** EXERCISE MATERIAL follows **
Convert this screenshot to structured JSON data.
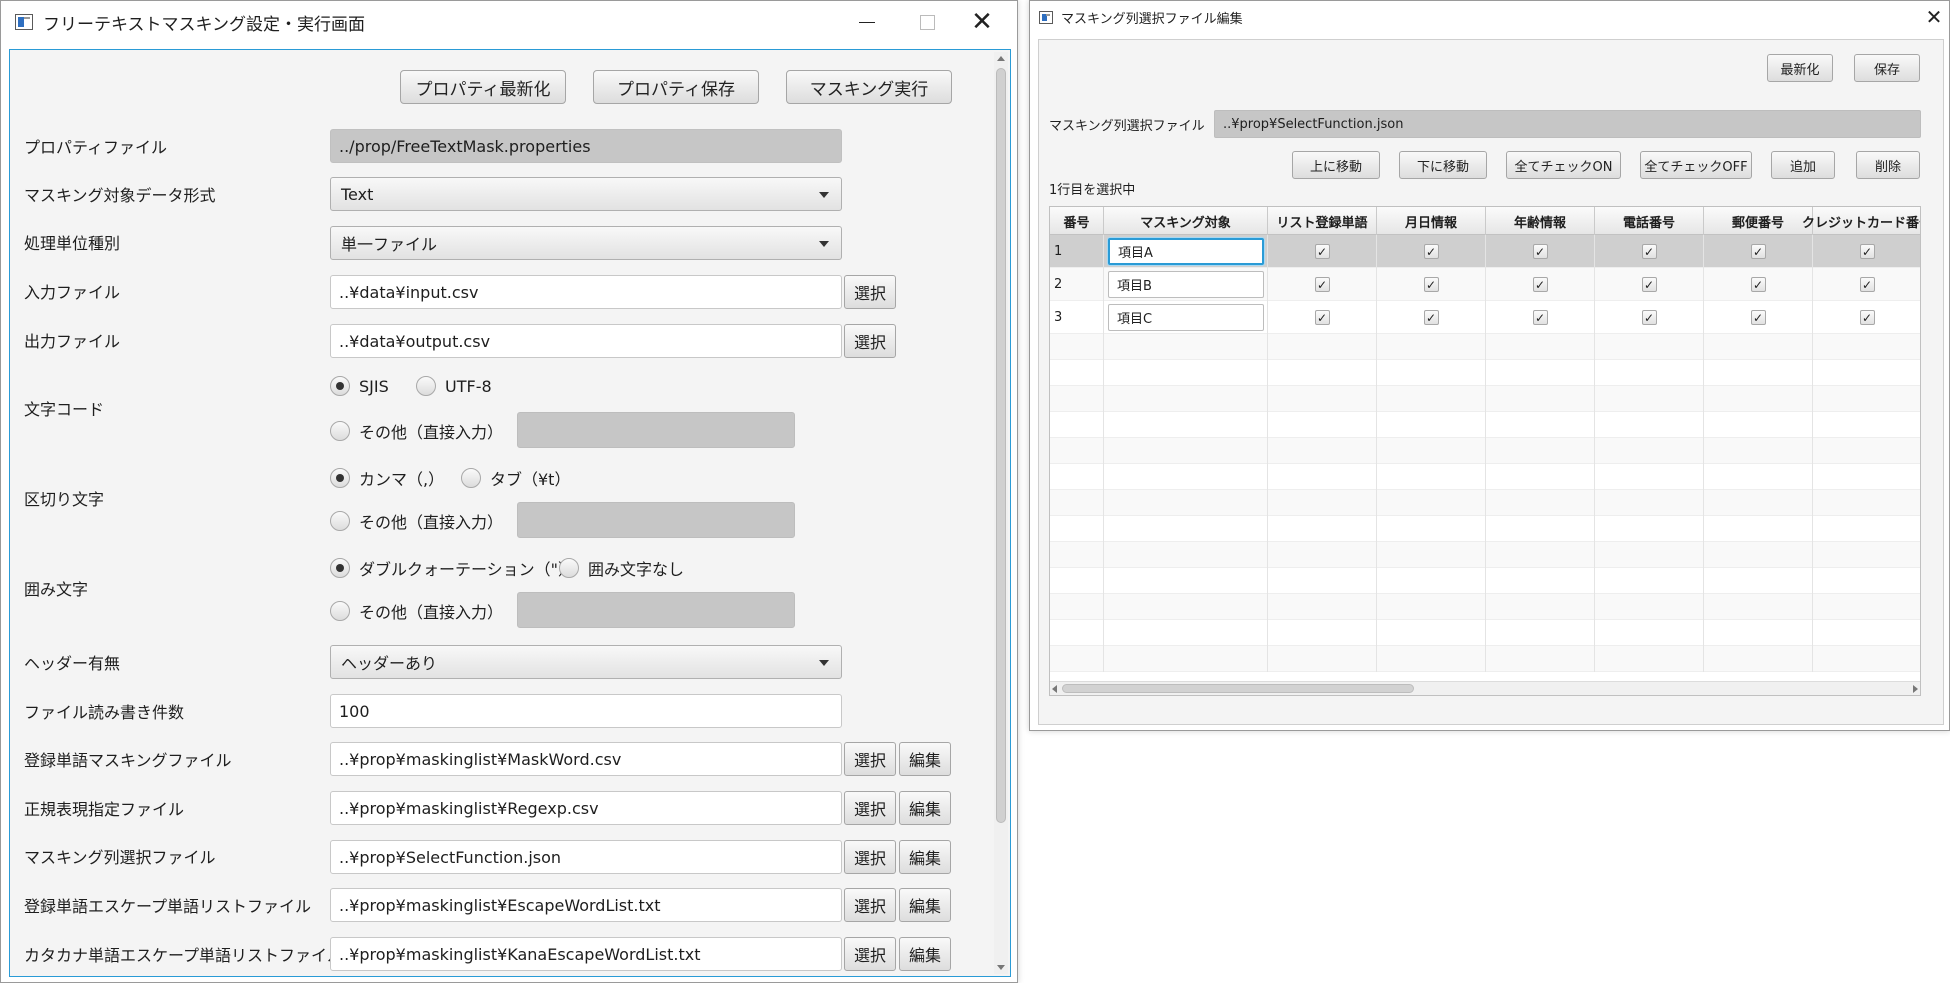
{
  "main_window": {
    "title": "フリーテキストマスキング設定・実行画面",
    "close_glyph": "✕",
    "buttons": {
      "refresh_properties": "プロパティ最新化",
      "save_properties": "プロパティ保存",
      "run_masking": "マスキング実行"
    },
    "labels": {
      "property_file": "プロパティファイル",
      "target_format": "マスキング対象データ形式",
      "processing_unit": "処理単位種別",
      "input_file": "入力ファイル",
      "output_file": "出力ファイル",
      "charset": "文字コード",
      "delimiter": "区切り文字",
      "enclosure": "囲み文字",
      "header": "ヘッダー有無",
      "io_count": "ファイル読み書き件数",
      "word_mask_file": "登録単語マスキングファイル",
      "regex_file": "正規表現指定ファイル",
      "column_select_file": "マスキング列選択ファイル",
      "escape_word_file": "登録単語エスケープ単語リストファイル",
      "kana_escape_file": "カタカナ単語エスケープ単語リストファイル"
    },
    "values": {
      "property_file": "../prop/FreeTextMask.properties",
      "target_format": "Text",
      "processing_unit": "単一ファイル",
      "input_file": "..¥data¥input.csv",
      "output_file": "..¥data¥output.csv",
      "header": "ヘッダーあり",
      "io_count": "100",
      "word_mask_file": "..¥prop¥maskinglist¥MaskWord.csv",
      "regex_file": "..¥prop¥maskinglist¥Regexp.csv",
      "column_select_file": "..¥prop¥SelectFunction.json",
      "escape_word_file": "..¥prop¥maskinglist¥EscapeWordList.txt",
      "kana_escape_file": "..¥prop¥maskinglist¥KanaEscapeWordList.txt"
    },
    "radios": {
      "charset": {
        "opt1": "SJIS",
        "opt2": "UTF-8",
        "other": "その他（直接入力）",
        "selected": "SJIS"
      },
      "delimiter": {
        "opt1": "カンマ（,）",
        "opt2": "タブ（¥t）",
        "other": "その他（直接入力）",
        "selected": "カンマ（,）"
      },
      "enclosure": {
        "opt1": "ダブルクォーテーション（\"）",
        "opt2": "囲み文字なし",
        "other": "その他（直接入力）",
        "selected": "ダブルクォーテーション（\"）"
      }
    },
    "small_buttons": {
      "select": "選択",
      "edit": "編集"
    }
  },
  "sub_window": {
    "title": "マスキング列選択ファイル編集",
    "close_glyph": "✕",
    "buttons": {
      "refresh": "最新化",
      "save": "保存",
      "move_up": "上に移動",
      "move_down": "下に移動",
      "check_all_on": "全てチェックON",
      "check_all_off": "全てチェックOFF",
      "add": "追加",
      "delete": "削除"
    },
    "file_label": "マスキング列選択ファイル",
    "file_value": "..¥prop¥SelectFunction.json",
    "status": "1行目を選択中",
    "table": {
      "columns": [
        "番号",
        "マスキング対象",
        "リスト登録単語",
        "月日情報",
        "年齢情報",
        "電話番号",
        "郵便番号",
        "クレジットカード番号"
      ],
      "rows": [
        {
          "num": "1",
          "target": "項目A",
          "checks": [
            true,
            true,
            true,
            true,
            true,
            true
          ]
        },
        {
          "num": "2",
          "target": "項目B",
          "checks": [
            true,
            true,
            true,
            true,
            true,
            true
          ]
        },
        {
          "num": "3",
          "target": "項目C",
          "checks": [
            true,
            true,
            true,
            true,
            true,
            true
          ]
        }
      ],
      "selected_row": 1,
      "check_glyph": "✓"
    }
  }
}
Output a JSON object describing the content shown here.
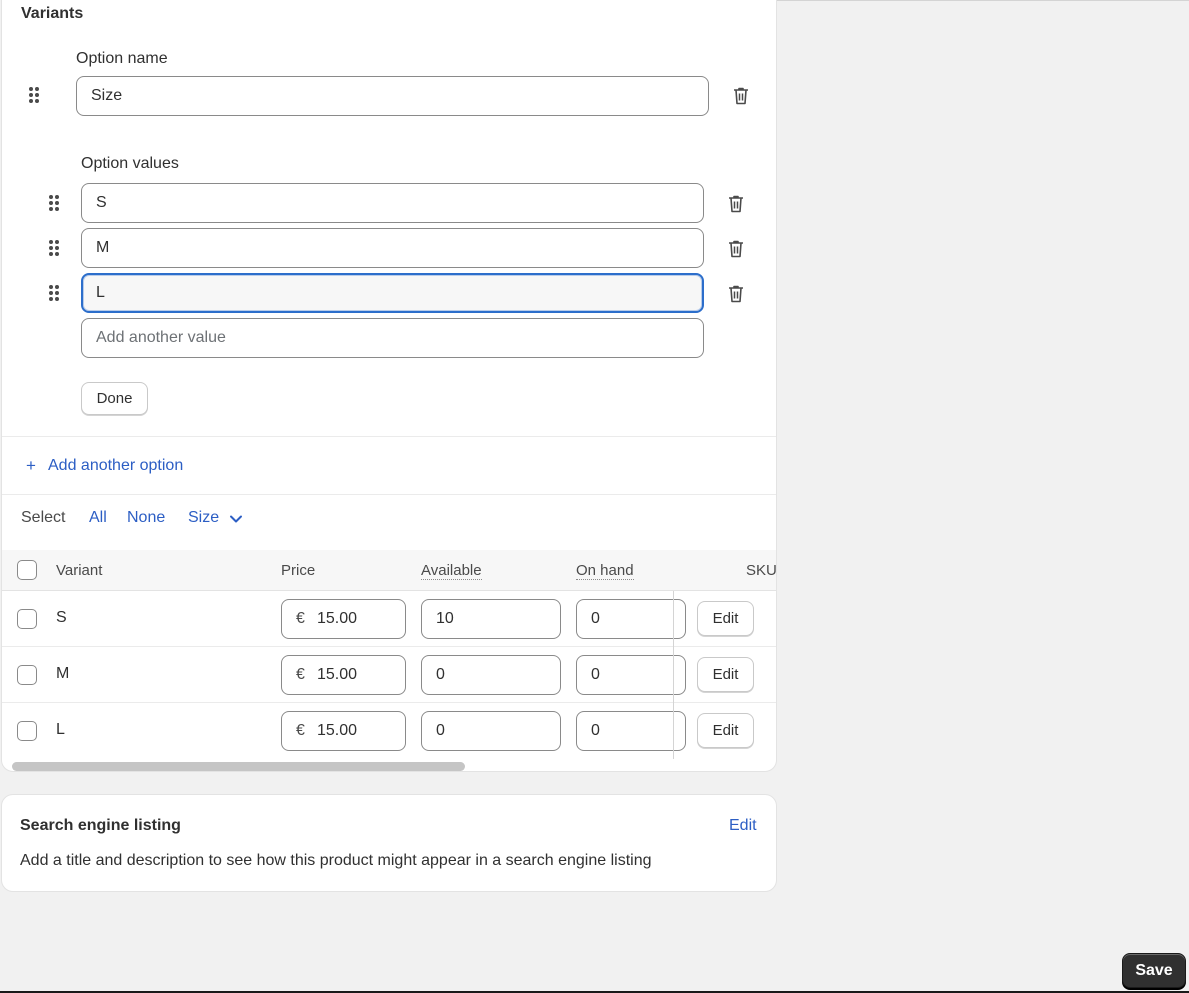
{
  "variants_card": {
    "title": "Variants",
    "option_name_label": "Option name",
    "option_name_value": "Size",
    "option_values_label": "Option values",
    "option_values": [
      "S",
      "M",
      "L"
    ],
    "add_value_placeholder": "Add another value",
    "done_label": "Done",
    "add_option_label": "Add another option",
    "add_option_icon": "+"
  },
  "select_bar": {
    "label": "Select",
    "all": "All",
    "none": "None",
    "size": "Size"
  },
  "table": {
    "headers": {
      "variant": "Variant",
      "price": "Price",
      "available": "Available",
      "on_hand": "On hand",
      "sku": "SKU"
    },
    "currency_symbol": "€",
    "edit_label": "Edit",
    "rows": [
      {
        "name": "S",
        "price": "15.00",
        "available": "10",
        "on_hand": "0"
      },
      {
        "name": "M",
        "price": "15.00",
        "available": "0",
        "on_hand": "0"
      },
      {
        "name": "L",
        "price": "15.00",
        "available": "0",
        "on_hand": "0"
      }
    ]
  },
  "seo_card": {
    "title": "Search engine listing",
    "edit_label": "Edit",
    "description": "Add a title and description to see how this product might appear in a search engine listing"
  },
  "save_label": "Save",
  "colors": {
    "link": "#2c5ec4",
    "focus": "#2c6ecb",
    "primary_button": "#303030"
  }
}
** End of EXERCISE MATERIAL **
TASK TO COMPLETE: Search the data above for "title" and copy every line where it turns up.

ANSWER BOX:
    "title": "フリーテキストマスキング設定・実行画面",
    "title": "マスキング列選択ファイル編集",
    "title": "Variants",
    "title": "Search engine listing",
    "description": "Add a title and description to see how this product might appear in a search engine listing"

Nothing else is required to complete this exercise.